In “Need of Being Versed in Country Things” he reflects on a burned out farmhouse with a tone of sadness. Yet he also notes hopefulness in the regeneration of nature when he reflects on the new home the birds have made there and “the lilac renewed its leaf.” His poems induce a mixture of differing emotions.
Sunday, January 17, 2010
His description of the long, hard journey in the first stanza certainly makes the reader feel as if they were there. From the Magi’s point of view he describes the cold winter travel, then in the middle of the stanza the Magi reflects on “the summer palaces on the slopes…” In these lines he seems to be describing a life of luxury (what they must have had at home) but, “There were times we regretted..” the narrator says. Possibly, he knows their life at home was superficial and this difficult trip is teaching them more. And the whole time they were being discouraged “..voices singing…this was all folly.” but, they traveled on.
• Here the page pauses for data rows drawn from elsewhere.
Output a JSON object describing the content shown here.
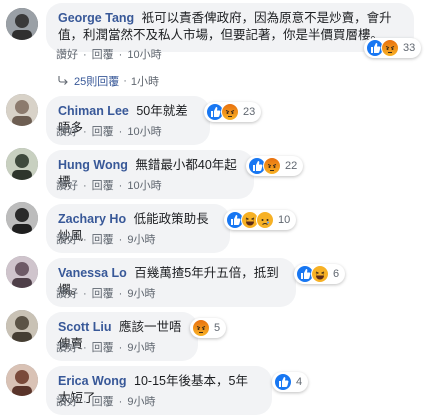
{
  "comments": [
    {
      "name": "George Tang",
      "text_line1": "衹可以責香俾政府，因為原意不是炒賣，會升",
      "text_line2": "值，利潤當然不及私人市場，但要記著，你是半價買層樓。",
      "reaction_count": "33",
      "like": "讚好",
      "reply": "回覆",
      "time": "10小時",
      "avatar_color": "#5a5a5a"
    },
    {
      "name": "Chiman Lee",
      "text": "50年就差唔多",
      "reaction_count": "23",
      "like": "讚好",
      "reply": "回覆",
      "time": "10小時",
      "avatar_color": "#8c7b6e"
    },
    {
      "name": "Hung Wong",
      "text": "無錯最小都40年起標",
      "reaction_count": "22",
      "like": "讚好",
      "reply": "回覆",
      "time": "10小時",
      "avatar_color": "#3f4a3d"
    },
    {
      "name": "Zachary Ho",
      "text": "低能政策助長炒風",
      "reaction_count": "10",
      "like": "讚好",
      "reply": "回覆",
      "time": "9小時",
      "avatar_color": "#3a3a3a"
    },
    {
      "name": "Vanessa Lo",
      "text": "百幾萬揸5年升五倍，抵到爛。",
      "reaction_count": "6",
      "like": "讚好",
      "reply": "回覆",
      "time": "9小時",
      "avatar_color": "#6d5a66"
    },
    {
      "name": "Scott Liu",
      "text": "應該一世唔俾賣",
      "reaction_count": "5",
      "like": "讚好",
      "reply": "回覆",
      "time": "9小時",
      "avatar_color": "#5b5346"
    },
    {
      "name": "Erica Wong",
      "text": "10-15年後基本，5年太短了",
      "reaction_count": "4",
      "like": "讚好",
      "reply": "回覆",
      "time": "9小時",
      "avatar_color": "#7a4a3a"
    }
  ],
  "replies_summary": {
    "text": "25則回覆",
    "time": "1小時"
  },
  "colors": {
    "name_link": "#385898",
    "bubble_bg": "#f2f3f5",
    "meta_text": "#606770",
    "like_blue": "#1877f2",
    "angry_orange": "#e9710f"
  }
}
In the last stanza the narrator reflects on the long ago journey and says he would “do it all again.” He wonders if they had come such a long way to see a birth or a death and then decides it was both: “…this birth was hard and bitter agony for us like death, our death.” I think the Magi is claiming they were changed, or reborn on this journey. Like the Christian theme of salvation, a person’s old life becomes dead and they are born again into something new (the reason Christ came to this Earth). He follows by saying how things changed for them when they arrived home. They no longer felt at ease in their kingdoms and palaces and felt they were with “alien people clutching their gods.” The narrator finally claims he would be glad to do this again. This difficult journey obviously resulted in a real, life changing experience for him.
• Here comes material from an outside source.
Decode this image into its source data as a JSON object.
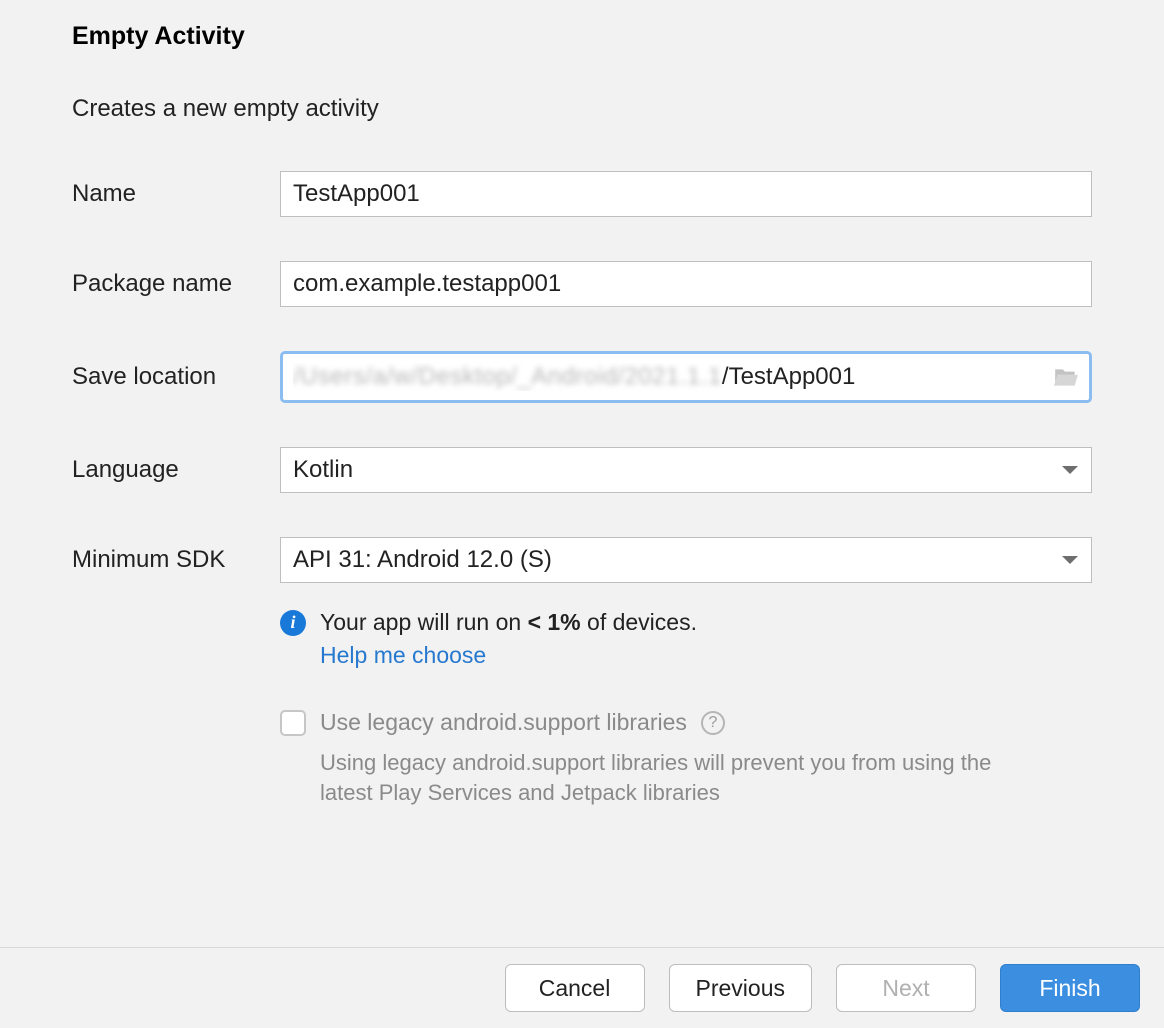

Wow, I really admire Hemingway. I just finished rereading “Hills like White Elephants.” True to his style, Hemingway manages to say so much with few words. The first reading didn’t provide much insight for me. But, a second more careful reading and I can sense the tension in this couple’s dialogue. They are obviously having a disagreement about an operation he wants her to have (an abortion). Then, I begin to feel the tension of the argument. Their relationship seems to be at a crossroads. They may not last and the woman has a difficult choice to make.
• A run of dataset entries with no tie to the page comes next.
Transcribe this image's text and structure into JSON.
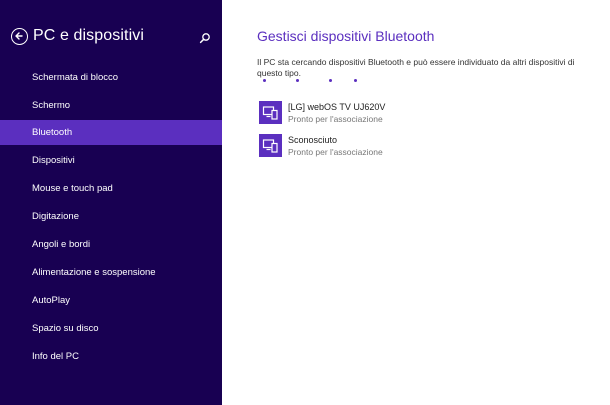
{
  "sidebar": {
    "title": "PC e dispositivi",
    "back_icon": "back-arrow-icon",
    "search_icon": "search-icon",
    "items": [
      {
        "label": "Schermata di blocco",
        "selected": false
      },
      {
        "label": "Schermo",
        "selected": false
      },
      {
        "label": "Bluetooth",
        "selected": true
      },
      {
        "label": "Dispositivi",
        "selected": false
      },
      {
        "label": "Mouse e touch pad",
        "selected": false
      },
      {
        "label": "Digitazione",
        "selected": false
      },
      {
        "label": "Angoli e bordi",
        "selected": false
      },
      {
        "label": "Alimentazione e sospensione",
        "selected": false
      },
      {
        "label": "AutoPlay",
        "selected": false
      },
      {
        "label": "Spazio su disco",
        "selected": false
      },
      {
        "label": "Info del PC",
        "selected": false
      }
    ]
  },
  "main": {
    "title": "Gestisci dispositivi Bluetooth",
    "description": "Il PC sta cercando dispositivi Bluetooth e può essere individuato da altri dispositivi di questo tipo.",
    "devices": [
      {
        "name": "[LG] webOS TV UJ620V",
        "status": "Pronto per l'associazione",
        "icon": "device-icon"
      },
      {
        "name": "Sconosciuto",
        "status": "Pronto per l'associazione",
        "icon": "device-icon"
      }
    ]
  },
  "colors": {
    "sidebar_background": "#180052",
    "accent": "#5b2fbf",
    "content_background": "#ffffff"
  }
}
Hemingway leaves it up to the reader to “read b/w the lines” and infer what is happening in this scenario. A master writer, he developed his technique when he worked as a journalist. He learned to write direct and short sentences. Hemingway stated: "Find what gave you the emotion; what the action was that gave you the excitement. Then write it down making it clear so the reader will see it too and have the same feeling as you had." (http://nobelprize.org/nobel_prizes/literature/articles/hallengren/index.html). A Nobel Winner, Hemingway is truly a master. He can make the reader feel all the emotion of characters by using only the barest essentials of words.